Material shown Block Start

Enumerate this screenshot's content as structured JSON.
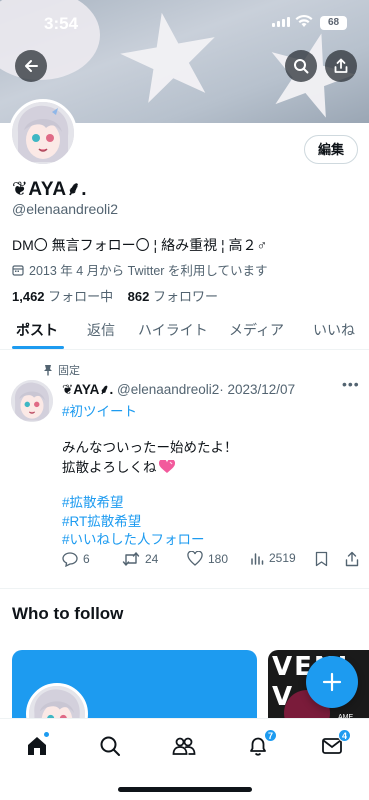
{
  "status_bar": {
    "time": "3:54",
    "battery": "68"
  },
  "header": {
    "back_icon": "back-arrow-icon",
    "search_icon": "search-icon",
    "share_icon": "share-icon"
  },
  "profile": {
    "edit_label": "編集",
    "display_name": "❦AYA⸙.",
    "handle": "@elenaandreoli2",
    "bio": "DM〇 無言フォロー〇 ¦ 絡み重視 ¦ 高２♂",
    "joined": "2013 年 4 月から Twitter を利用しています",
    "following_count": "1,462",
    "following_label": "フォロー中",
    "followers_count": "862",
    "followers_label": "フォロワー"
  },
  "tabs": [
    {
      "label": "ポスト",
      "active": true
    },
    {
      "label": "返信",
      "active": false
    },
    {
      "label": "ハイライト",
      "active": false
    },
    {
      "label": "メディア",
      "active": false
    },
    {
      "label": "いいね",
      "active": false
    }
  ],
  "tweet": {
    "pinned_label": "固定",
    "author_name": "❦AYA⸙.",
    "author_handle": "@elenaandreoli2",
    "date": "· 2023/12/07",
    "lines": [
      {
        "text": "#初ツイート",
        "link": true
      },
      {
        "text": "みんなついったー始めたよ！",
        "link": false
      },
      {
        "text": "拡散よろしくね",
        "link": false
      },
      {
        "text": "#拡散希望",
        "link": true
      },
      {
        "text": "#RT拡散希望",
        "link": true
      },
      {
        "text": "#いいねした人フォロー",
        "link": true
      }
    ],
    "emoji": "heart-emoji",
    "replies": "6",
    "retweets": "24",
    "likes": "180",
    "views": "2519"
  },
  "who_to_follow": {
    "title": "Who to follow",
    "card2_text": "VENI V",
    "card2_caption": "AME"
  },
  "bottom_nav": {
    "notifications_badge": "7",
    "messages_badge": "4"
  },
  "colors": {
    "accent": "#1d9bf0",
    "text": "#0f1419",
    "muted": "#536471"
  }
}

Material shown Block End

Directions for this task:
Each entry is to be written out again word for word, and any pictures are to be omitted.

Written answer:
Enumerate this screenshot's content as structured JSON.
{
  "status_bar": {
    "time": "3:54",
    "battery": "68"
  },
  "header": {
    "back_icon": "back-arrow-icon",
    "search_icon": "search-icon",
    "share_icon": "share-icon"
  },
  "profile": {
    "edit_label": "編集",
    "display_name": "❦AYA⸙.",
    "handle": "@elenaandreoli2",
    "bio": "DM〇 無言フォロー〇 ¦ 絡み重視 ¦ 高２♂",
    "joined": "2013 年 4 月から Twitter を利用しています",
    "following_count": "1,462",
    "following_label": "フォロー中",
    "followers_count": "862",
    "followers_label": "フォロワー"
  },
  "tabs": [
    {
      "label": "ポスト",
      "active": true
    },
    {
      "label": "返信",
      "active": false
    },
    {
      "label": "ハイライト",
      "active": false
    },
    {
      "label": "メディア",
      "active": false
    },
    {
      "label": "いいね",
      "active": false
    }
  ],
  "tweet": {
    "pinned_label": "固定",
    "author_name": "❦AYA⸙.",
    "author_handle": "@elenaandreoli2",
    "date": "· 2023/12/07",
    "lines": [
      {
        "text": "#初ツイート",
        "link": true
      },
      {
        "text": "みんなついったー始めたよ！",
        "link": false
      },
      {
        "text": "拡散よろしくね",
        "link": false
      },
      {
        "text": "#拡散希望",
        "link": true
      },
      {
        "text": "#RT拡散希望",
        "link": true
      },
      {
        "text": "#いいねした人フォロー",
        "link": true
      }
    ],
    "emoji": "heart-emoji",
    "replies": "6",
    "retweets": "24",
    "likes": "180",
    "views": "2519"
  },
  "who_to_follow": {
    "title": "Who to follow",
    "card2_text": "VENI V",
    "card2_caption": "AME"
  },
  "bottom_nav": {
    "notifications_badge": "7",
    "messages_badge": "4"
  },
  "colors": {
    "accent": "#1d9bf0",
    "text": "#0f1419",
    "muted": "#536471"
  }
}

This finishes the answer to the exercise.